[Excerpts from an interface dataset]
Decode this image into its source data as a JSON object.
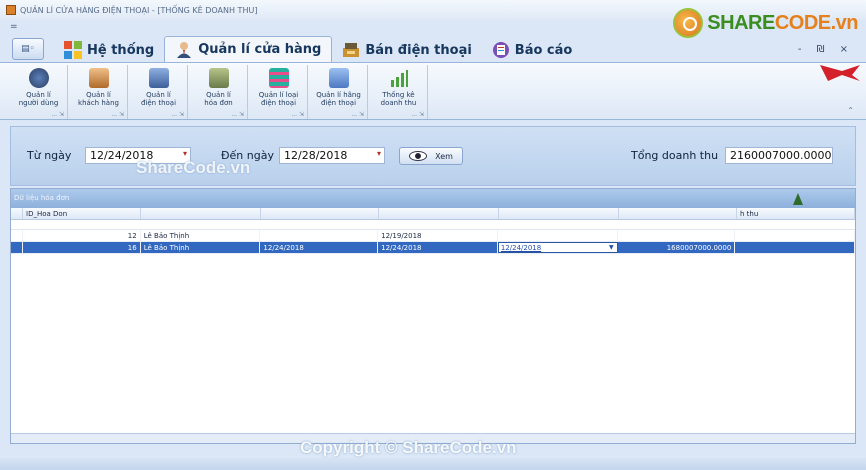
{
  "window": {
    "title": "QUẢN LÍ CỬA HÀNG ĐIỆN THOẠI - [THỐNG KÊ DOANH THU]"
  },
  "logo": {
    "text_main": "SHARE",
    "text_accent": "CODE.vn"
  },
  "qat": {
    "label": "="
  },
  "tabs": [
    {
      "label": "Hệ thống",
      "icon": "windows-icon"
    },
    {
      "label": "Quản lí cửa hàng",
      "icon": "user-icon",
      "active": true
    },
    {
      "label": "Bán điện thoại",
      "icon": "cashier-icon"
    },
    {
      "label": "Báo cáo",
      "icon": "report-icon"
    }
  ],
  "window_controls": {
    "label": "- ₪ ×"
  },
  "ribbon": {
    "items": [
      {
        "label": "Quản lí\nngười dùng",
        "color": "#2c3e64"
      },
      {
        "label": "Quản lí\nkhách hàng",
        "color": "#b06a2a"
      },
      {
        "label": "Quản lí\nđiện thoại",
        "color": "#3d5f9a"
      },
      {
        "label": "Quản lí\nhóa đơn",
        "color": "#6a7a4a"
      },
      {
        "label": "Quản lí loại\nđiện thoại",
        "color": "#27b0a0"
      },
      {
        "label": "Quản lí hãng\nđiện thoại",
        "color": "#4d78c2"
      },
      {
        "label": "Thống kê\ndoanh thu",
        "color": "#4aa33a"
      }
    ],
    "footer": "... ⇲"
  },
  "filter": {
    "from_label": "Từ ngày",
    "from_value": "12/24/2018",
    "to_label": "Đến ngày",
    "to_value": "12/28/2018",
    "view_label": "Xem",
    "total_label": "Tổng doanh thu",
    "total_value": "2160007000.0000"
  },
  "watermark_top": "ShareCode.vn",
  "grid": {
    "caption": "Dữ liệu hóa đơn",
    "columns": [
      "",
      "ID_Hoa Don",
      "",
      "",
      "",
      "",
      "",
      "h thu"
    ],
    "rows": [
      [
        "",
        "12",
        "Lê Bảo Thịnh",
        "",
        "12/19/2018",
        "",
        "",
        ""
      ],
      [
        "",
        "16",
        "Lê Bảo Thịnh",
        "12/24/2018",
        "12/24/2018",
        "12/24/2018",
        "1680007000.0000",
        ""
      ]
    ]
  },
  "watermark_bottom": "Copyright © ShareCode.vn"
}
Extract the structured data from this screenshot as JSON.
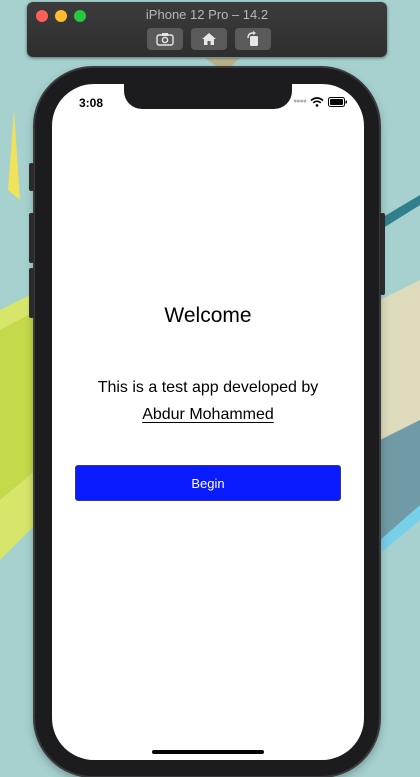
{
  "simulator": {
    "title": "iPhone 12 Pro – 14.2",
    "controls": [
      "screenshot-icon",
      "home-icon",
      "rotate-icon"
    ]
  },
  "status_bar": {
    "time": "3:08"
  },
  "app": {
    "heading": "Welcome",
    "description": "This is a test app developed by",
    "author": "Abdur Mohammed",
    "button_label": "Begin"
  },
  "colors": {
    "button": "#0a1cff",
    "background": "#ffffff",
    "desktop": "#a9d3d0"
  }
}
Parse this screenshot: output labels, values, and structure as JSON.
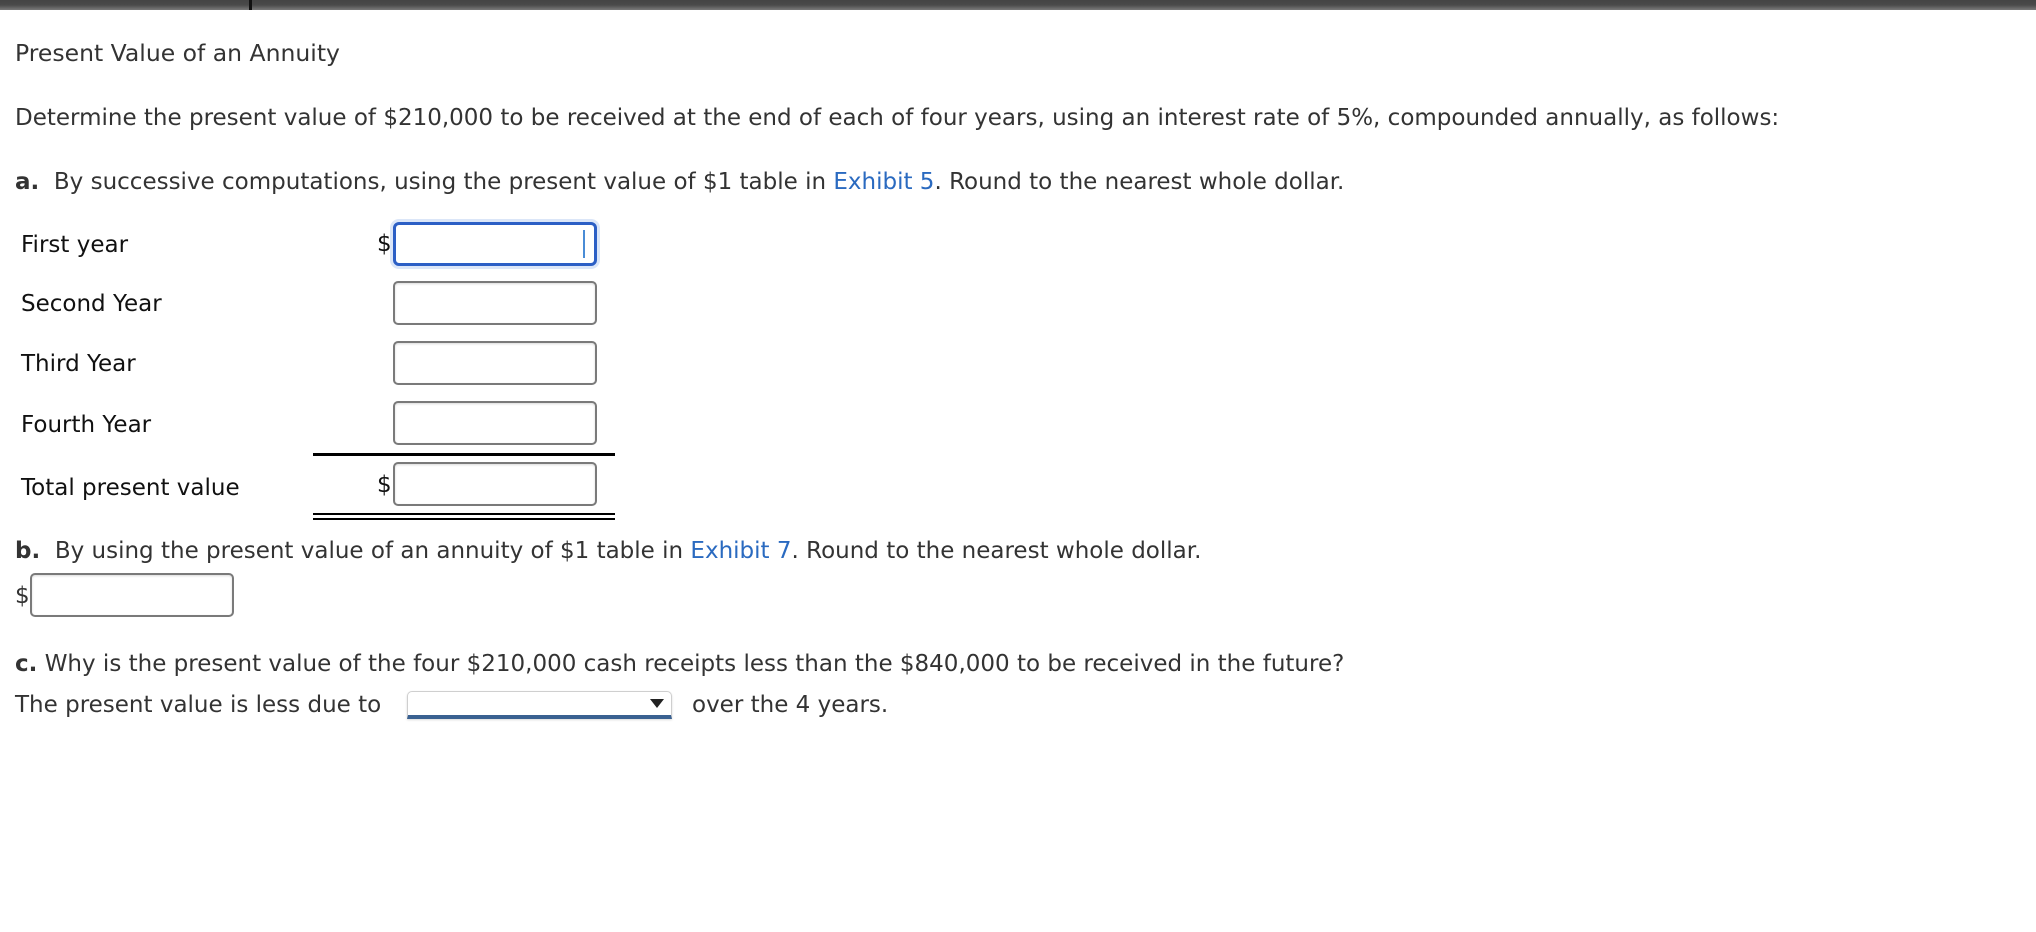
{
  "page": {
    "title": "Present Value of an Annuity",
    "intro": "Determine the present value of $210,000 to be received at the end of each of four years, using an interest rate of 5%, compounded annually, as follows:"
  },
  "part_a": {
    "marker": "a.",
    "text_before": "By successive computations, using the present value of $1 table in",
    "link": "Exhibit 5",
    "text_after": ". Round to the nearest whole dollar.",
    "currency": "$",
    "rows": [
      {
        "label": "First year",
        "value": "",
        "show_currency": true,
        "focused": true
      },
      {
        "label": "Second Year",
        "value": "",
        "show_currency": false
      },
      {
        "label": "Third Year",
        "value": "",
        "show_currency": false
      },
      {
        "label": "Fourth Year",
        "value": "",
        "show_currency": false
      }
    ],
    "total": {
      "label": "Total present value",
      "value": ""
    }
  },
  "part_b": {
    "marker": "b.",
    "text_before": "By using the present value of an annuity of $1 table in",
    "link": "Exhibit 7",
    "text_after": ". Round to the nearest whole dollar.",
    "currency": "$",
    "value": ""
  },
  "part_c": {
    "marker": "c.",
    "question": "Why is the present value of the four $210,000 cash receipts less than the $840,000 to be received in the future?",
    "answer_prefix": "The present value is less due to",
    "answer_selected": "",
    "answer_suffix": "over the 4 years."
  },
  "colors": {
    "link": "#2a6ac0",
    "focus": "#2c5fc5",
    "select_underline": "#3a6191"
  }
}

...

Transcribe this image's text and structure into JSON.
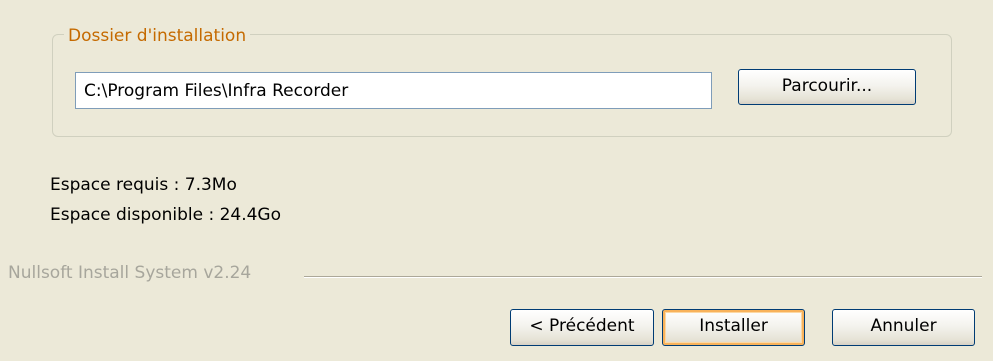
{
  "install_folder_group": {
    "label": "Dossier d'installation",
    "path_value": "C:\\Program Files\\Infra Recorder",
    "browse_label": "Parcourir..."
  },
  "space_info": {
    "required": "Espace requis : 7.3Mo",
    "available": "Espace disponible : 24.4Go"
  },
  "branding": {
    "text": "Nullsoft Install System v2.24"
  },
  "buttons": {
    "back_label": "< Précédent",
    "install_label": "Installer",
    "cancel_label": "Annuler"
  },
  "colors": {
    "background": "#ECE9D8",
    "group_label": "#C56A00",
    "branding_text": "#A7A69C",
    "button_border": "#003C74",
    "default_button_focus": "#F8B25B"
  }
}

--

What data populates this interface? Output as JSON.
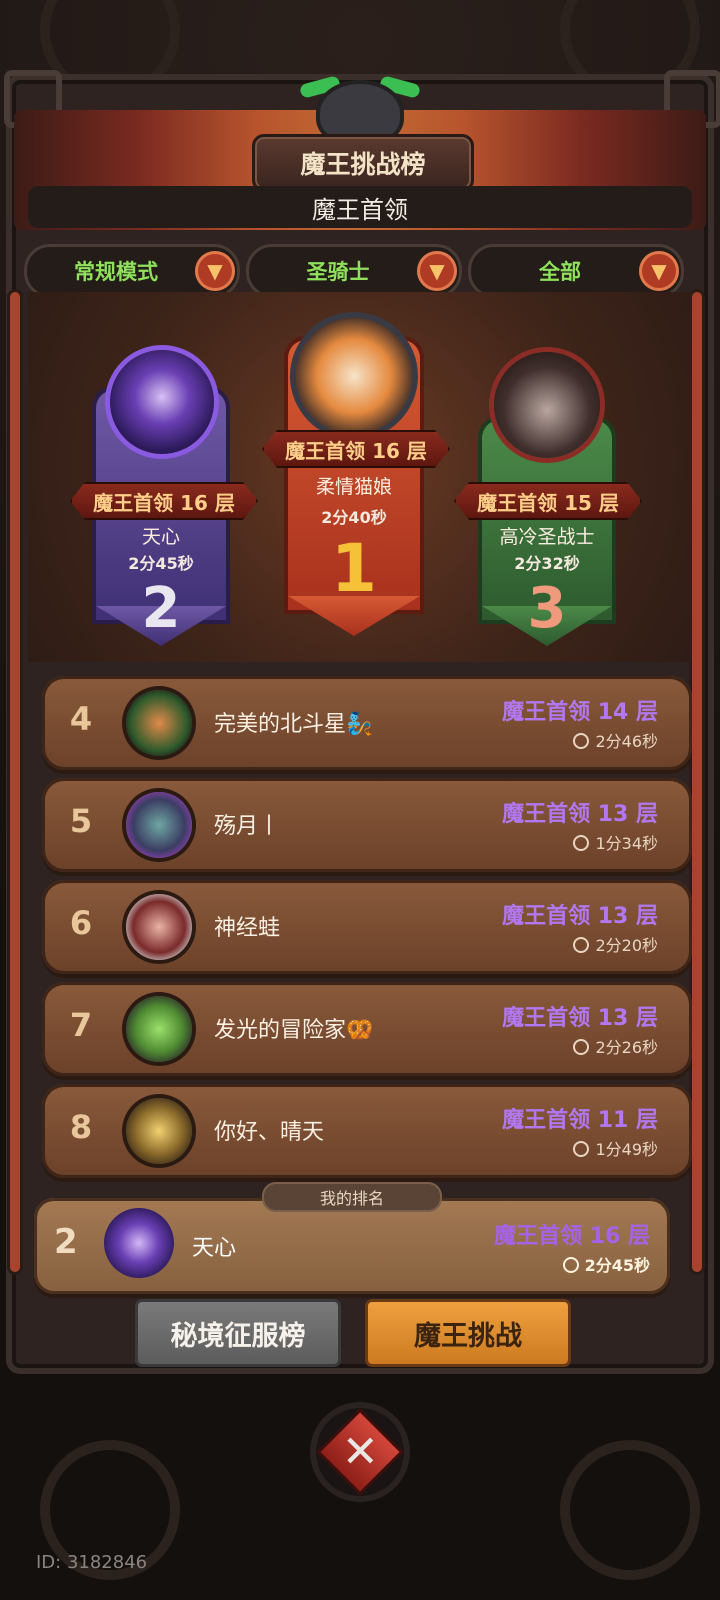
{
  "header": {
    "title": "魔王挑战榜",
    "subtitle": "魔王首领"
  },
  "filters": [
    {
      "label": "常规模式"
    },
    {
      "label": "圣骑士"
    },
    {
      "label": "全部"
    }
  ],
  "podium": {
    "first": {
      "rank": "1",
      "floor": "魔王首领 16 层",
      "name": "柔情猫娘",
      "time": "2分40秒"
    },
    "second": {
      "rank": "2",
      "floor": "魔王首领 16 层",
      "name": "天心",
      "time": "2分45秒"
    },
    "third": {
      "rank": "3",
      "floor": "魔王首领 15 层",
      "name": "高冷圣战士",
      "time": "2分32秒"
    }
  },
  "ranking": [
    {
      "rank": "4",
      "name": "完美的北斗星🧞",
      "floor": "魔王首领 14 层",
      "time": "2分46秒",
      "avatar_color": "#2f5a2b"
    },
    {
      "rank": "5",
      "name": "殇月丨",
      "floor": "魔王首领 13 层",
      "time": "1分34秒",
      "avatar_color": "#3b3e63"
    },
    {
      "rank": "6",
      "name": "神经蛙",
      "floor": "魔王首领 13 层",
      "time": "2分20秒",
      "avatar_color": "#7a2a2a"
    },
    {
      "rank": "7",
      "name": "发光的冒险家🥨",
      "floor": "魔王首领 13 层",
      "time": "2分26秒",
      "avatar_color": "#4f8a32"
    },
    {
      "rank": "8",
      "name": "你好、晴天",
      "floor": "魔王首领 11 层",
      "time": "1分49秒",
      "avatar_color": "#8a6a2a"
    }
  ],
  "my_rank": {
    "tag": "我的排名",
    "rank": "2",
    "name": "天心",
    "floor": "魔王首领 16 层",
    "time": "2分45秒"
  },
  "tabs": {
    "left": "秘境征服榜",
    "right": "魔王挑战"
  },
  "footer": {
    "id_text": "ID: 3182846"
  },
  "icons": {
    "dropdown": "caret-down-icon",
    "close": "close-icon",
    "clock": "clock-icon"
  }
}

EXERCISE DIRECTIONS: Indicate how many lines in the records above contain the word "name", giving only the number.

OUTPUT: 9